Word for word, set down the entries that follow.

================

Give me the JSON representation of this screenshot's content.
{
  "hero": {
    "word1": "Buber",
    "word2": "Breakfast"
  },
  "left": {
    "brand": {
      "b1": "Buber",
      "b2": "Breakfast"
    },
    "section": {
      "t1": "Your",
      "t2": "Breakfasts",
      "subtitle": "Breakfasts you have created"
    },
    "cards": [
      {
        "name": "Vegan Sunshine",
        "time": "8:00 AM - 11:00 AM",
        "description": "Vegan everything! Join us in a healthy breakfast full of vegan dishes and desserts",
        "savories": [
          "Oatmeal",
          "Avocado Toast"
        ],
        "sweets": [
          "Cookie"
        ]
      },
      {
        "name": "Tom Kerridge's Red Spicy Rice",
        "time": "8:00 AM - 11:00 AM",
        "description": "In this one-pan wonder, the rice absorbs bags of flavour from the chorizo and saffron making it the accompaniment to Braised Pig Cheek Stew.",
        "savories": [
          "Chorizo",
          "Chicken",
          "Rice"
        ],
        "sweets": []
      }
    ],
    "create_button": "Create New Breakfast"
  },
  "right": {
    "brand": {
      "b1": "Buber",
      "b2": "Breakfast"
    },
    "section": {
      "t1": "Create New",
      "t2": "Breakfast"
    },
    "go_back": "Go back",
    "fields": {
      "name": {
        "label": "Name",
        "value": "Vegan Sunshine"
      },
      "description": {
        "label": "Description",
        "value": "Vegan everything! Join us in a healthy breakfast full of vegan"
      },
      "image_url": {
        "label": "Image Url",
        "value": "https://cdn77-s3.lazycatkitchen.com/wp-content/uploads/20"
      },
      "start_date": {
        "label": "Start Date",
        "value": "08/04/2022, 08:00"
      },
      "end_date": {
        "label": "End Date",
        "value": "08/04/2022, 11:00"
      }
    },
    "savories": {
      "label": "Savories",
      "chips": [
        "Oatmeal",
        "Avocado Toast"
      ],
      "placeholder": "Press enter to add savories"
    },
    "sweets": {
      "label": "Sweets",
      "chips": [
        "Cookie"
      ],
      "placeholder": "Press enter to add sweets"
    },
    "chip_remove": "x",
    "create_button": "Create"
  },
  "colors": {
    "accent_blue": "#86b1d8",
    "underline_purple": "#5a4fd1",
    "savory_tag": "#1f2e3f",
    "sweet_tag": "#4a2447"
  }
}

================

§ Reply to the task:
Give me the JSON representation of this screenshot's content.
{
  "hero": {
    "word1": "Buber",
    "word2": "Breakfast"
  },
  "left": {
    "brand": {
      "b1": "Buber",
      "b2": "Breakfast"
    },
    "section": {
      "t1": "Your",
      "t2": "Breakfasts",
      "subtitle": "Breakfasts you have created"
    },
    "cards": [
      {
        "name": "Vegan Sunshine",
        "time": "8:00 AM - 11:00 AM",
        "description": "Vegan everything! Join us in a healthy breakfast full of vegan dishes and desserts",
        "savories": [
          "Oatmeal",
          "Avocado Toast"
        ],
        "sweets": [
          "Cookie"
        ]
      },
      {
        "name": "Tom Kerridge's Red Spicy Rice",
        "time": "8:00 AM - 11:00 AM",
        "description": "In this one-pan wonder, the rice absorbs bags of flavour from the chorizo and saffron making it the accompaniment to Braised Pig Cheek Stew.",
        "savories": [
          "Chorizo",
          "Chicken",
          "Rice"
        ],
        "sweets": []
      }
    ],
    "create_button": "Create New Breakfast"
  },
  "right": {
    "brand": {
      "b1": "Buber",
      "b2": "Breakfast"
    },
    "section": {
      "t1": "Create New",
      "t2": "Breakfast"
    },
    "go_back": "Go back",
    "fields": {
      "name": {
        "label": "Name",
        "value": "Vegan Sunshine"
      },
      "description": {
        "label": "Description",
        "value": "Vegan everything! Join us in a healthy breakfast full of vegan"
      },
      "image_url": {
        "label": "Image Url",
        "value": "https://cdn77-s3.lazycatkitchen.com/wp-content/uploads/20"
      },
      "start_date": {
        "label": "Start Date",
        "value": "08/04/2022, 08:00"
      },
      "end_date": {
        "label": "End Date",
        "value": "08/04/2022, 11:00"
      }
    },
    "savories": {
      "label": "Savories",
      "chips": [
        "Oatmeal",
        "Avocado Toast"
      ],
      "placeholder": "Press enter to add savories"
    },
    "sweets": {
      "label": "Sweets",
      "chips": [
        "Cookie"
      ],
      "placeholder": "Press enter to add sweets"
    },
    "chip_remove": "x",
    "create_button": "Create"
  },
  "colors": {
    "accent_blue": "#86b1d8",
    "underline_purple": "#5a4fd1",
    "savory_tag": "#1f2e3f",
    "sweet_tag": "#4a2447"
  }
}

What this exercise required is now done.